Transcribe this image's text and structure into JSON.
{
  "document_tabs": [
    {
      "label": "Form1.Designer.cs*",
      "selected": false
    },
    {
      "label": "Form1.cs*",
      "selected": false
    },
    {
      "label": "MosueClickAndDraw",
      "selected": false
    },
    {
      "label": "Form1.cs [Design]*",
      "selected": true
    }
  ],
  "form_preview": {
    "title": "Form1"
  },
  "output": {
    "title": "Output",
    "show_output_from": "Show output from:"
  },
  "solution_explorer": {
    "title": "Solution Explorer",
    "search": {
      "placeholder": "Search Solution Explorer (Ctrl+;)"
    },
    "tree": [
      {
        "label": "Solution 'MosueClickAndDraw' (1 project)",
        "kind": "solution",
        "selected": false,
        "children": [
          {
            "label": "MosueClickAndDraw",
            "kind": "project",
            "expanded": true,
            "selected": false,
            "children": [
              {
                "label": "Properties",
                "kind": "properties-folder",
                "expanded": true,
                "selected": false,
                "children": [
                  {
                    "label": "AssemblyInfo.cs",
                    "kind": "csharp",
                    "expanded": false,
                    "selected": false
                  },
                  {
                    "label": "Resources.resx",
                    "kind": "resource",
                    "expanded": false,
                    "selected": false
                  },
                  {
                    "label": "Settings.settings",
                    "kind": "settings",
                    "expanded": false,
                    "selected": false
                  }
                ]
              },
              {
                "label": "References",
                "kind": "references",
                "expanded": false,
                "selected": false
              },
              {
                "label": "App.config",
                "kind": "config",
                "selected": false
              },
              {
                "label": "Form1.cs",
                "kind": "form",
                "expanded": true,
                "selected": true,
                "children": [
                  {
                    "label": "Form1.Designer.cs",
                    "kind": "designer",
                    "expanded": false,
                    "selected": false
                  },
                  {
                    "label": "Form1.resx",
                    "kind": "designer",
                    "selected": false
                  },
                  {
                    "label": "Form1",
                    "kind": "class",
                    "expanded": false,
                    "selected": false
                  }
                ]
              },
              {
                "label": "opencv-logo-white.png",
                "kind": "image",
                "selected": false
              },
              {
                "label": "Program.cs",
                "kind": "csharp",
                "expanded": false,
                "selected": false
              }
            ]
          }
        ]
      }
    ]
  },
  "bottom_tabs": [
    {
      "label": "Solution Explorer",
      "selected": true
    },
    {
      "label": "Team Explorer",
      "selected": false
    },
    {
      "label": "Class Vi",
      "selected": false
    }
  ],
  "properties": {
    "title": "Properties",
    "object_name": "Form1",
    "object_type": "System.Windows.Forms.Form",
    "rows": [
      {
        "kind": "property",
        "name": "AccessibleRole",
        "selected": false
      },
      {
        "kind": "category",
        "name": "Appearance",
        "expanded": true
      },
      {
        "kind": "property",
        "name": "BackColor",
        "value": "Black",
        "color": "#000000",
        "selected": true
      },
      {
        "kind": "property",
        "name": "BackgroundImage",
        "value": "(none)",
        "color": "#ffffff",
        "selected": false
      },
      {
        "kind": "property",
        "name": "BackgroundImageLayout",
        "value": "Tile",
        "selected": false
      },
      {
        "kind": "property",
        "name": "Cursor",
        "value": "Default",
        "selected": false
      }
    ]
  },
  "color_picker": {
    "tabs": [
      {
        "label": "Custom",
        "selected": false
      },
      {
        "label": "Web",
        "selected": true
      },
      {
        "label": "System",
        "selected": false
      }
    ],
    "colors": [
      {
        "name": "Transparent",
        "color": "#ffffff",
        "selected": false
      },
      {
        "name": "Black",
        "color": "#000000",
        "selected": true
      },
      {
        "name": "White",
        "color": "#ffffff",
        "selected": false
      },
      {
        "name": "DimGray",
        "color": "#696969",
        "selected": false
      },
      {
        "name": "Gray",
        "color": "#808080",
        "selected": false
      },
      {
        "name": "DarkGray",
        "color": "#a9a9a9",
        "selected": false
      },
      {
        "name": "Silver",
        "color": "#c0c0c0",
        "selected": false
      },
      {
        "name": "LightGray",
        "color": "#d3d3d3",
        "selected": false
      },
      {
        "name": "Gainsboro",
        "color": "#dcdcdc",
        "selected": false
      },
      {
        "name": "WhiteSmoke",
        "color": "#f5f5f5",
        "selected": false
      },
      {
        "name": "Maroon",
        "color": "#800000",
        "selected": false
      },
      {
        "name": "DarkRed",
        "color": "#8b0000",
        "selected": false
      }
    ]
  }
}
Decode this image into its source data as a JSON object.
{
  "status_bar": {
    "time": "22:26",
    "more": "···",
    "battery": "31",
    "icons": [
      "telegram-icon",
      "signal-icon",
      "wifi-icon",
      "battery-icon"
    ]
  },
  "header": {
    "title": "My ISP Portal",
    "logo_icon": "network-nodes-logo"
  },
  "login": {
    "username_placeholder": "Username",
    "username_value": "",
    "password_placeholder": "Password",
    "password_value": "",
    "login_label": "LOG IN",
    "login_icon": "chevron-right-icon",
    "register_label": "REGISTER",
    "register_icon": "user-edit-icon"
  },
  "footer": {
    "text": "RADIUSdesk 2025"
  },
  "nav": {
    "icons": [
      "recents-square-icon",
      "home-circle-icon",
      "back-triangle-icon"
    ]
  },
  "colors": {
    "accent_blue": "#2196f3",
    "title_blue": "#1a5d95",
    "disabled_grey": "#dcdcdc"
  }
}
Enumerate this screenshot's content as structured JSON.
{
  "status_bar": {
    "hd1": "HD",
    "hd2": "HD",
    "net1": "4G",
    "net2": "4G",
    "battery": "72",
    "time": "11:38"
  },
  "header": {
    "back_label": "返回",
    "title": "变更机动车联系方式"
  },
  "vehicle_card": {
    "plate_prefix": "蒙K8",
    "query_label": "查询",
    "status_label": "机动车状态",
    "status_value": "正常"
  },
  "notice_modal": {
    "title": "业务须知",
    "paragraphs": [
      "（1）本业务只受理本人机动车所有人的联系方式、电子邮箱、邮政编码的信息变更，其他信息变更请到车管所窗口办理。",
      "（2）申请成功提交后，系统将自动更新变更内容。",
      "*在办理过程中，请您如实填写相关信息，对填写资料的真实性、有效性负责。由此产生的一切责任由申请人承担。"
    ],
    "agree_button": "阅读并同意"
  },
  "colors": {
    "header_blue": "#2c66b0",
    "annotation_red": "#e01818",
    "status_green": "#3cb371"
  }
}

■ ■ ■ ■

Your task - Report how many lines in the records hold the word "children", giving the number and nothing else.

Solution to this task - 4